Joining Second Circuit, First Circuit Rejects Highly Compensated Workers’ Challenge to Salary Basis Test

The “highly compensated” regulation is designed to relax the exempt status tests for the white collar exemptions for individuals who make more than $100,000 per year in total compensation.  29 C.F.R. § 541.601(a).  Nevertheless, challenges to exempt classification of such workers can arise, with the employee claiming he or she still was non-exempt based on … Continue Reading

Supreme Court Declines Skycaps’ Appeal of Tip Claim Preemption Ruling

Presumably ending the long-running litigation regarding whether certain Massachusetts skycaps’ common law claims challenging the imposition of a $2 curbside baggage handling fee that allegedly caused a reduction in tips are preempted, the U.S. Supreme Court has declined to hear an appeal of the First Circuit’s 2013 decision finding those claims preempted by the Airline … Continue Reading

Maine Judge Agrees with Colleague: No Individual Liability Under Maine Wage-and-Hour Law

While the definition of employer under the FLSA is broad, as the Court of Appeals for the First Circuit (encompassing Maine among other states) has noted, state law is not always consistent, as highlighted by a new federal court decision from Maine.  Saunders v. Getchell Agency, 2014 U.S. Dist.

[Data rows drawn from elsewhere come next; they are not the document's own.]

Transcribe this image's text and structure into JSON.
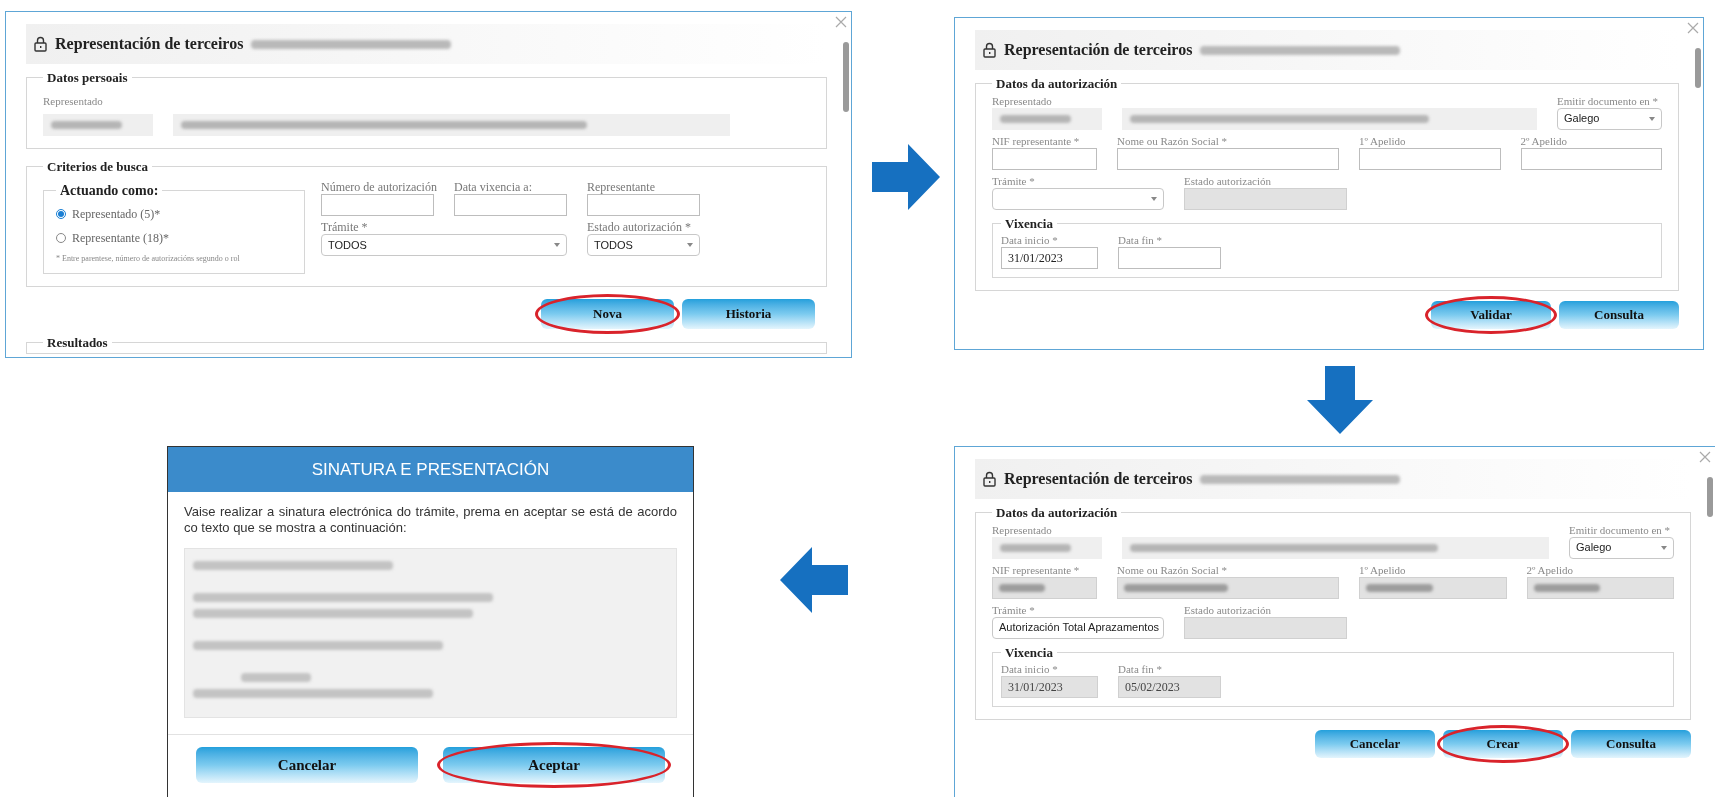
{
  "flow_arrows": [
    {
      "kind": "right"
    },
    {
      "kind": "down"
    },
    {
      "kind": "left"
    }
  ],
  "screens": [
    {
      "kind": "search",
      "title": "Representación de terceiros",
      "personal_section": {
        "legend": "Datos persoais",
        "label": "Representado"
      },
      "criteria_section": {
        "legend": "Criterios de busca",
        "role_group": {
          "legend": "Actuando como:",
          "options": [
            {
              "label": "Representado (5)*",
              "selected": true
            },
            {
              "label": "Representante (18)*",
              "selected": false
            }
          ],
          "note": "* Entre parentese, número de autorizacións segundo o rol"
        },
        "fields": [
          {
            "label": "Número de autorización",
            "kind": "text"
          },
          {
            "label": "Data vixencia a:",
            "kind": "text"
          },
          {
            "label": "Representante",
            "kind": "text"
          },
          {
            "label": "Trámite *",
            "kind": "select",
            "value": "TODOS"
          },
          {
            "label": "Estado autorización *",
            "kind": "select",
            "value": "TODOS"
          }
        ]
      },
      "buttons": [
        {
          "label": "Nova",
          "highlighted": true
        },
        {
          "label": "Historia",
          "highlighted": false
        }
      ],
      "results_section": {
        "legend": "Resultados"
      }
    },
    {
      "kind": "authorization",
      "title": "Representación de terceiros",
      "section": {
        "legend": "Datos da autorización"
      },
      "represented": {
        "label": "Representado"
      },
      "language": {
        "label": "Emitir documento en *",
        "value": "Galego"
      },
      "fields": [
        {
          "label": "NIF representante *",
          "redacted": false,
          "disabled": false
        },
        {
          "label": "Nome ou Razón Social *",
          "redacted": false,
          "disabled": false
        },
        {
          "label": "1º Apelido",
          "redacted": false,
          "disabled": false
        },
        {
          "label": "2º Apelido",
          "redacted": false,
          "disabled": false
        }
      ],
      "procedure": {
        "label": "Trámite *"
      },
      "status": {
        "label": "Estado autorización",
        "disabled": true
      },
      "validity": {
        "legend": "Vixencia",
        "start": {
          "label": "Data inicio *",
          "value": "31/01/2023",
          "disabled": false
        },
        "end": {
          "label": "Data fin *",
          "disabled": false
        }
      },
      "buttons": [
        {
          "label": "Validar",
          "highlighted": true
        },
        {
          "label": "Consulta",
          "highlighted": false
        }
      ]
    },
    {
      "kind": "authorization",
      "title": "Representación de terceiros",
      "section": {
        "legend": "Datos da autorización"
      },
      "represented": {
        "label": "Representado"
      },
      "language": {
        "label": "Emitir documento en *",
        "value": "Galego"
      },
      "fields": [
        {
          "label": "NIF representante *",
          "redacted": true,
          "disabled": true
        },
        {
          "label": "Nome ou Razón Social *",
          "redacted": true,
          "disabled": true
        },
        {
          "label": "1º Apelido",
          "redacted": true,
          "disabled": true
        },
        {
          "label": "2º Apelido",
          "redacted": true,
          "disabled": true
        }
      ],
      "procedure": {
        "label": "Trámite *",
        "value": "Autorización Total Aprazamentos"
      },
      "status": {
        "label": "Estado autorización",
        "disabled": true
      },
      "validity": {
        "legend": "Vixencia",
        "start": {
          "label": "Data inicio *",
          "value": "31/01/2023",
          "disabled": true
        },
        "end": {
          "label": "Data fin *",
          "value": "05/02/2023",
          "disabled": true
        }
      },
      "buttons": [
        {
          "label": "Cancelar",
          "highlighted": false
        },
        {
          "label": "Crear",
          "highlighted": true
        },
        {
          "label": "Consulta",
          "highlighted": false
        }
      ]
    },
    {
      "kind": "signature_dialog",
      "title": "SINATURA E PRESENTACIÓN",
      "message": "Vaise realizar a sinatura electrónica do trámite, prema en aceptar se está de acordo co texto que se mostra a continuación:",
      "buttons": [
        {
          "label": "Cancelar",
          "highlighted": false
        },
        {
          "label": "Aceptar",
          "highlighted": true
        }
      ]
    }
  ]
}
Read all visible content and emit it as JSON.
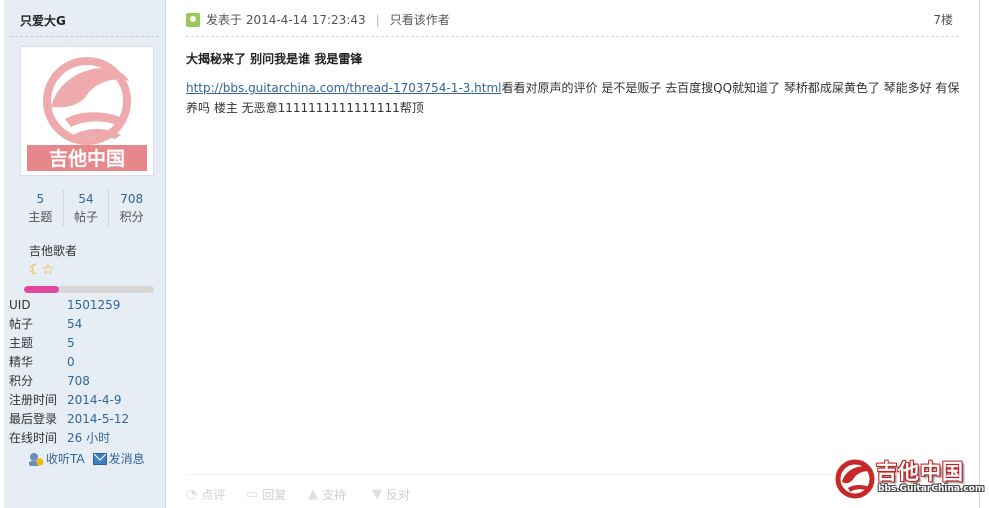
{
  "user": {
    "name": "只爱大G",
    "avatar_text": "吉他中国",
    "stats": [
      {
        "value": "5",
        "label": "主题"
      },
      {
        "value": "54",
        "label": "帖子"
      },
      {
        "value": "708",
        "label": "积分"
      }
    ],
    "rank_title": "吉他歌者",
    "rank_progress": 0.27,
    "info": [
      {
        "key": "UID",
        "value": "1501259"
      },
      {
        "key": "帖子",
        "value": "54"
      },
      {
        "key": "主题",
        "value": "5"
      },
      {
        "key": "精华",
        "value": "0"
      },
      {
        "key": "积分",
        "value": "708"
      },
      {
        "key": "注册时间",
        "value": "2014-4-9"
      },
      {
        "key": "最后登录",
        "value": "2014-5-12"
      },
      {
        "key": "在线时间",
        "value": "26 小时"
      }
    ],
    "follow_label": "收听TA",
    "message_label": "发消息"
  },
  "post": {
    "posted_at": "发表于 2014-4-14 17:23:43",
    "author_only": "只看该作者",
    "floor": "7楼",
    "title": "大揭秘来了 别问我是谁 我是雷锋",
    "link_text": "http://bbs.guitarchina.com/thread-1703754-1-3.html",
    "body_text": "看看对原声的评价  是不是贩子 去百度搜QQ就知道了  琴桥都成屎黄色了 琴能多好 有保养吗 楼主  无恶意1111111111111111帮顶",
    "actions": [
      {
        "label": "点评",
        "icon": "comment-icon"
      },
      {
        "label": "回复",
        "icon": "reply-icon"
      },
      {
        "label": "支持",
        "icon": "thumbs-up-icon"
      },
      {
        "label": "反对",
        "icon": "thumbs-down-icon"
      }
    ]
  },
  "watermark": {
    "title": "吉他中国",
    "url": "bbs.GuitarChina.com"
  },
  "colors": {
    "sidebar_bg": "#e6edf4",
    "link": "#336699",
    "progress": "#e0489d",
    "avatar_red": "#e0585f"
  }
}
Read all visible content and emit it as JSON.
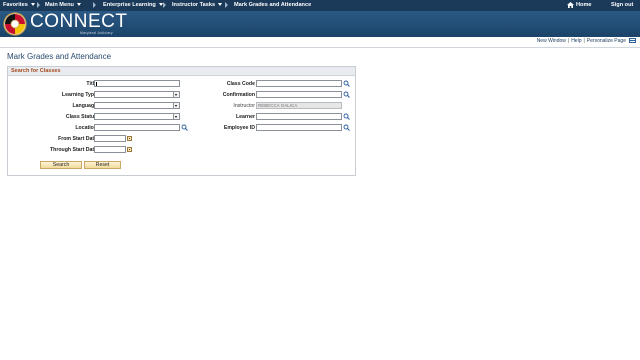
{
  "topnav": {
    "items": [
      "Favorites",
      "Main Menu",
      "Enterprise Learning",
      "Instructor Tasks",
      "Mark Grades and Attendance"
    ],
    "home": "Home",
    "signout": "Sign out"
  },
  "banner": {
    "logo": "CONNECT",
    "subtitle": "Maryland Judiciary"
  },
  "pagebar": {
    "new_window": "New Window",
    "help": "Help",
    "personalize": "Personalize Page"
  },
  "page_title": "Mark Grades and Attendance",
  "panel": {
    "header": "Search for Classes",
    "labels": {
      "title": "Title",
      "learning_type": "Learning Type",
      "language": "Language",
      "class_status": "Class Status",
      "location": "Location",
      "from_start_date": "From Start Date",
      "through_start_date": "Through Start Date",
      "class_code": "Class Code",
      "confirmation": "Confirmation",
      "instructor": "Instructor",
      "learner": "Learner",
      "employee_id": "Employee ID"
    },
    "values": {
      "instructor": "REBECCA GALICA"
    },
    "buttons": {
      "search": "Search",
      "reset": "Reset"
    }
  },
  "colors": {
    "nav_bg": "#1b3a5a",
    "banner_bg": "#2a5985",
    "header_text": "#a84a1e",
    "title": "#2a4a6f"
  }
}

LEXIS 16728 (D. Me. Feb. 11, … Continue Reading

Starbucks Tip Jar Wars Rage On: First Circuit Excludes Shift Supervisors From Massachusetts Tip Jars

The Court of Appeals for the First Circuit has ruled that under Massachusetts’ unique tip statute, shift supervisors cannot participate in the tip jar-based tip pool in Massachusetts locations. Matamoros v. Starbucks Corp., 2012 U.S. App. LEXIS 23185 (1st Cir. Nov. 9, 2012). Several years ago, a California Appeal Court ruled just the opposite under California … Continue Reading

First Circuit Rules Banquet Sales Managers Exercised Discretion and Independent Judgment, Qualify for Administrative Exemption

We have repeatedly addressed the FLSA administrative exemption’s requirement that an employee exercise discretion and independent judgment, a concept which has confounded some courts and at times, led to inconsistent rulings. In a new decision, the Court of Appeals for the First Circuit (encompassing Rhode Island, Massachusetts, New Hampshire and Maine) has ruled that sales managers … Continue Reading